Telangiectacia (superficial broken vessels) is a universal component of Rosacea. It will not respond to the above treatments.   A uniform treatment of  light-therapy (Intense Pulsed light or laser) will improve telangiectacia and redness.  Not all Intense Pulsed Light, laser systems or operators are equal.  010It is important to select an expert to plan your treatment program.  Remember experience is the key to getting the results you want. Expect to have a series of light treatments, approximately 3-6 treatments about three weeks apart. Once the series is completed, the redness and telangiectacia should be much improved. Over time, it is likely that “touch –up” treatments will be needed to keep it under control.

I have not been that impressed with topical agents for redness in the past.  However, about 1 – 1-1/2 years ago, we began using a new medical grade Rosacea cream.  Within a few weeks our patients were reporting that they could see a reduction in facial redness. Our patients come back to the office to purchase more of this product BEFORE they run out of it.  That tells me they are continuing to have long term success with this product. This product is an excellent choice for post light therapy maintenance.
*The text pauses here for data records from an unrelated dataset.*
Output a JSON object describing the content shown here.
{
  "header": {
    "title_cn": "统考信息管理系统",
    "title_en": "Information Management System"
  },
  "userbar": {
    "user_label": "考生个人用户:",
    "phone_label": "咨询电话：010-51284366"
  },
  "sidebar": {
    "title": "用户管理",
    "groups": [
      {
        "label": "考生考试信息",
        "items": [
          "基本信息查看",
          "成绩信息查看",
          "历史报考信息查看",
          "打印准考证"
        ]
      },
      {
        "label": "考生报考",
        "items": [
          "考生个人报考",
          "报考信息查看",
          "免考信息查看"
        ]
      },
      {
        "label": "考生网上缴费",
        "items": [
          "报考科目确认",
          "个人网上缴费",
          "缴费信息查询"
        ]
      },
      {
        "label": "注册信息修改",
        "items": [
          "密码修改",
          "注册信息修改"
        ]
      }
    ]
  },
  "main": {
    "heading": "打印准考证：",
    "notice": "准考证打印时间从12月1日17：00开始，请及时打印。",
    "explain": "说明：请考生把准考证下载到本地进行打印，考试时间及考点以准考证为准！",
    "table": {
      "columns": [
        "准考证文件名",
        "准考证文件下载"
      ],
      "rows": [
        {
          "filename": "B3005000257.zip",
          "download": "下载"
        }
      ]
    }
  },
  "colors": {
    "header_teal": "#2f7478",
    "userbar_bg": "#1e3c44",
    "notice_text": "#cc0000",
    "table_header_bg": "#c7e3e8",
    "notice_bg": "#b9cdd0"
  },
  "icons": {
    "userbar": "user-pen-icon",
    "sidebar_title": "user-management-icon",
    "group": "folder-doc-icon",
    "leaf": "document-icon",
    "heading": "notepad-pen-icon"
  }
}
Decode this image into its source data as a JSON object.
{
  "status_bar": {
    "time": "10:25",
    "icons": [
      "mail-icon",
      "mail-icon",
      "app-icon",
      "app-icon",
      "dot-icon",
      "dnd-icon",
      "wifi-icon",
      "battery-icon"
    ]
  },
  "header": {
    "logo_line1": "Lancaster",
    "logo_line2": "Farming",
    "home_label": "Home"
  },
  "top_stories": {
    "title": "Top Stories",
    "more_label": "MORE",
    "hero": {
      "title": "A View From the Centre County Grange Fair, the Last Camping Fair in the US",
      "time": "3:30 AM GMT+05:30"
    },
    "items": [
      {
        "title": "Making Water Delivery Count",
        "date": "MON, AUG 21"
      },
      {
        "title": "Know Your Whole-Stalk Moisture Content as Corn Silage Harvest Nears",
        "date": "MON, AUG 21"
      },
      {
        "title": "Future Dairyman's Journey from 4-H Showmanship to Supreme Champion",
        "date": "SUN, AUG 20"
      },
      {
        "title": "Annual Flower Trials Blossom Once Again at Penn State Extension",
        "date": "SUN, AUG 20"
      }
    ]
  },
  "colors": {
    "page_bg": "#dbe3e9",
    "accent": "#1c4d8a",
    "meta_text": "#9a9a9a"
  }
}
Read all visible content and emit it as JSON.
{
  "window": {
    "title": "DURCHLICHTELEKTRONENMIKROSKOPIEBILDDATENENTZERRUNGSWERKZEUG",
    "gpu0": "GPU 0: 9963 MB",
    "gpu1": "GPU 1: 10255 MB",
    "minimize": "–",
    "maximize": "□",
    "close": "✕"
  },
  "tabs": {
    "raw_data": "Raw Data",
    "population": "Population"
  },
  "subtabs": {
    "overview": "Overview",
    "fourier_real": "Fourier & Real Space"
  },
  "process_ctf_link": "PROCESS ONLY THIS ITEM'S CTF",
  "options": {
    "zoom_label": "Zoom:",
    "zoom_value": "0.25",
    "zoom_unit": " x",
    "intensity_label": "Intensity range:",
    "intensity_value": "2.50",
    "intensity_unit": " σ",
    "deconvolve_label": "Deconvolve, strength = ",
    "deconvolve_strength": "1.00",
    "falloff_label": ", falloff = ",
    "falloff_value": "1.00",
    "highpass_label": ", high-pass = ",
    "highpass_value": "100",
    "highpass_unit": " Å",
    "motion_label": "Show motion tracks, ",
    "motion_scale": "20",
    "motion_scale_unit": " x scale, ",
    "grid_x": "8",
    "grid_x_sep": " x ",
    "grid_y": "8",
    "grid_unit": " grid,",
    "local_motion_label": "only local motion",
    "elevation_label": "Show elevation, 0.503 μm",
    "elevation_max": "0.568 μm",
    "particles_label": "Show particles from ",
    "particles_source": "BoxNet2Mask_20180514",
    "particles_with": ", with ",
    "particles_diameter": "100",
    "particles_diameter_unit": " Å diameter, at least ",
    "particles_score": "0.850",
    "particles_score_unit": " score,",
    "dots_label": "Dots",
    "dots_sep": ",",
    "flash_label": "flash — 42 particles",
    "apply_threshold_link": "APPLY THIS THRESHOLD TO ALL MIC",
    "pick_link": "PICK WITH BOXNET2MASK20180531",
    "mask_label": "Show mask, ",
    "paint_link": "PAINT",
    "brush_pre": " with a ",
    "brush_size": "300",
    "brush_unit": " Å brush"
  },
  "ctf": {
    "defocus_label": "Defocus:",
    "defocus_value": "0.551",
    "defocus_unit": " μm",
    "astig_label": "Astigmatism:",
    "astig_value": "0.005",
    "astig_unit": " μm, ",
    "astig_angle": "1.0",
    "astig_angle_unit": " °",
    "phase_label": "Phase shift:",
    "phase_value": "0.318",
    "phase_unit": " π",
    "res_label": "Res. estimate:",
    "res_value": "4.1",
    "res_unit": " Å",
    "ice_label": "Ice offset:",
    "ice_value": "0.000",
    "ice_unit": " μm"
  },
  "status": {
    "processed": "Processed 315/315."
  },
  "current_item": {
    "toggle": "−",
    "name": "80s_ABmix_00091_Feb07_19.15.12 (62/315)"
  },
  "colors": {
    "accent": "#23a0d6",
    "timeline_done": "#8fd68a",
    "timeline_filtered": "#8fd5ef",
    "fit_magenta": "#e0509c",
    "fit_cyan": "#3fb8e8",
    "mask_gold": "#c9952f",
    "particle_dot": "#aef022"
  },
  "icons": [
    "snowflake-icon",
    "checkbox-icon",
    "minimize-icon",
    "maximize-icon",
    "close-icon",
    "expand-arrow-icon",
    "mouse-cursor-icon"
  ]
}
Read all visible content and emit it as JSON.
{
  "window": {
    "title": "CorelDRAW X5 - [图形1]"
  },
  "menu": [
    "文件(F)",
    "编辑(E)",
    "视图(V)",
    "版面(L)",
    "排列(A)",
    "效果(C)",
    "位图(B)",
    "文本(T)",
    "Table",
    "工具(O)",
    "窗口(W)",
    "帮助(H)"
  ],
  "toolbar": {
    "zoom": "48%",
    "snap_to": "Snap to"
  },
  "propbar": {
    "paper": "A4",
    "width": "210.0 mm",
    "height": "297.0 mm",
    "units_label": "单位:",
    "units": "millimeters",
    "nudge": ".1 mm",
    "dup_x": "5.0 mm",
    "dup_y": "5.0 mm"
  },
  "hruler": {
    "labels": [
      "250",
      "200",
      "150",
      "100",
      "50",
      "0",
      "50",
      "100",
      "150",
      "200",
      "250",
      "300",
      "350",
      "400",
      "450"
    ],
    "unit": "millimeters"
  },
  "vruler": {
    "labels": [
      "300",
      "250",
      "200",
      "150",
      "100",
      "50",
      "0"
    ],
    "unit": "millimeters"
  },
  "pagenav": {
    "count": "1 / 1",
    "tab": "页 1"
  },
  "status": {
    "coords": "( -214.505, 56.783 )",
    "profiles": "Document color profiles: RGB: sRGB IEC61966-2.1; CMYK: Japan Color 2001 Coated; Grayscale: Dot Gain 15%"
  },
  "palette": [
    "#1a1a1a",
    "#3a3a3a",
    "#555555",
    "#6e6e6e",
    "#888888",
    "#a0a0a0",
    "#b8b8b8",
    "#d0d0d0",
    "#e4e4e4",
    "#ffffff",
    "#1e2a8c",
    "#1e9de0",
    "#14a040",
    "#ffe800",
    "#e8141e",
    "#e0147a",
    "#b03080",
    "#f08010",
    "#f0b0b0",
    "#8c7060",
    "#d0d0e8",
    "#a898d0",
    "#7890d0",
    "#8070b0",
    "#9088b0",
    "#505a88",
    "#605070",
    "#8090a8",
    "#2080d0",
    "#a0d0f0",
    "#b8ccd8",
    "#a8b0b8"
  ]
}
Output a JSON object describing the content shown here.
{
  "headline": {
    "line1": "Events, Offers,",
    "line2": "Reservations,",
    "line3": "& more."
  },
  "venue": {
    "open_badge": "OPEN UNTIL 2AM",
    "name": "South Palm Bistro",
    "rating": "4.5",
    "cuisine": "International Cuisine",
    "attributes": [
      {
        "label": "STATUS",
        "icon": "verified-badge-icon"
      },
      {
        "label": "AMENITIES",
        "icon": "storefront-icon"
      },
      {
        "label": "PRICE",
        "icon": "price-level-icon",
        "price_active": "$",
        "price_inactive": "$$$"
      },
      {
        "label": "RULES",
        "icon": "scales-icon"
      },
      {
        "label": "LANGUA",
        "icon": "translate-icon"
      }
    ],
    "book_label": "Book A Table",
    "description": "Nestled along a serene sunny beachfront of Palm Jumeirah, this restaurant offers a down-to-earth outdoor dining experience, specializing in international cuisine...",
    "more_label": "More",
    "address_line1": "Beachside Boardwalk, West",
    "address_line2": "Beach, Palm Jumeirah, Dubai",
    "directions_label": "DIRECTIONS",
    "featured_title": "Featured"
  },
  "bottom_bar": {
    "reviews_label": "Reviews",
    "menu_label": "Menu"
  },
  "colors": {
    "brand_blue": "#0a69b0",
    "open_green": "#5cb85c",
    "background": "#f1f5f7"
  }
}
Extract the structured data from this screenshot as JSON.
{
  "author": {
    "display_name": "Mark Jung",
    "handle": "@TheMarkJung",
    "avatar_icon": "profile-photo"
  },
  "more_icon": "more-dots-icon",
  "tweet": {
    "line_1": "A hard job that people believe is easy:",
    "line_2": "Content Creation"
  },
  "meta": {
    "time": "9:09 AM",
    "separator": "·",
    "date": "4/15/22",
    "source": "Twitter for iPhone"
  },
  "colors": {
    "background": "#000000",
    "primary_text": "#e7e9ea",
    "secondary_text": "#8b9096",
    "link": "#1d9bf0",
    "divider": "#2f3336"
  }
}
A  medical grade Rosacea skincare program designed by an expert may also give you additioLush Simplicity Kitnal relief.  Specific products can give much needed soothing, gentle exfoliation, hydration, and sun protection. Keep in mind that while exfoliation is still important, you should choose methods that do not include using abrasives or scrubs on your skin. I like the Retexturing Complex by Castillo Md Skin Science.  It give effective, yet gentle, granule-free, exfoliation with anti-inflammatories, soothers and hydrators all in one product.

Camouflage can also be an option.  Dr. Castillo carries medical-grade camouflage and mineral cosmetics in both the Savoy (Champaign-Urbana area) and the Bloomington offices.  You can schedule a camouflage appointment with me, Dr. Castillo’s skincare and laser specialist at no charge.  I do not recommend camouflage if you are having active difficulty with acne-like lesions.

Controlling Rosacea requires persistently protecting your skin from sun exposure.  Using UVA / UVB broad-spectrum sunscreen 365 days per year is of great importance.  I would suggest a medical grade physical sun block containing high percentages of Titanium Dioxide or Zinc Oxide.  Wear sun glasses and a wide-brim UV protected sun hat when you are outside for additional protection.

 

Roxanne, Skincare and Laser Specialist

Roxanne Hammond, RMA
Skincare and Laser Specialist
G. D. Castillo, M.D.
COSMETIC PLASTIC SURGERY 

Join us on Facebook! http://www.facebook.com/pages/Cosmetic-Plastic-Surgery/65943304419
https://www.cosmeticplasticsurgery.com
800-252-7123 (within IL)
217-359-7508 Savoy (Champaign-Urbana)
309-662-0436 Bloomington

This question was answered by Roxanne, Medical Skincare and Laser Specialist at Cosmetic Plastic Surgery Skin Restoration and Laser Institute.  Please contact us for additional information at 217-359-7508 or 309-662-0436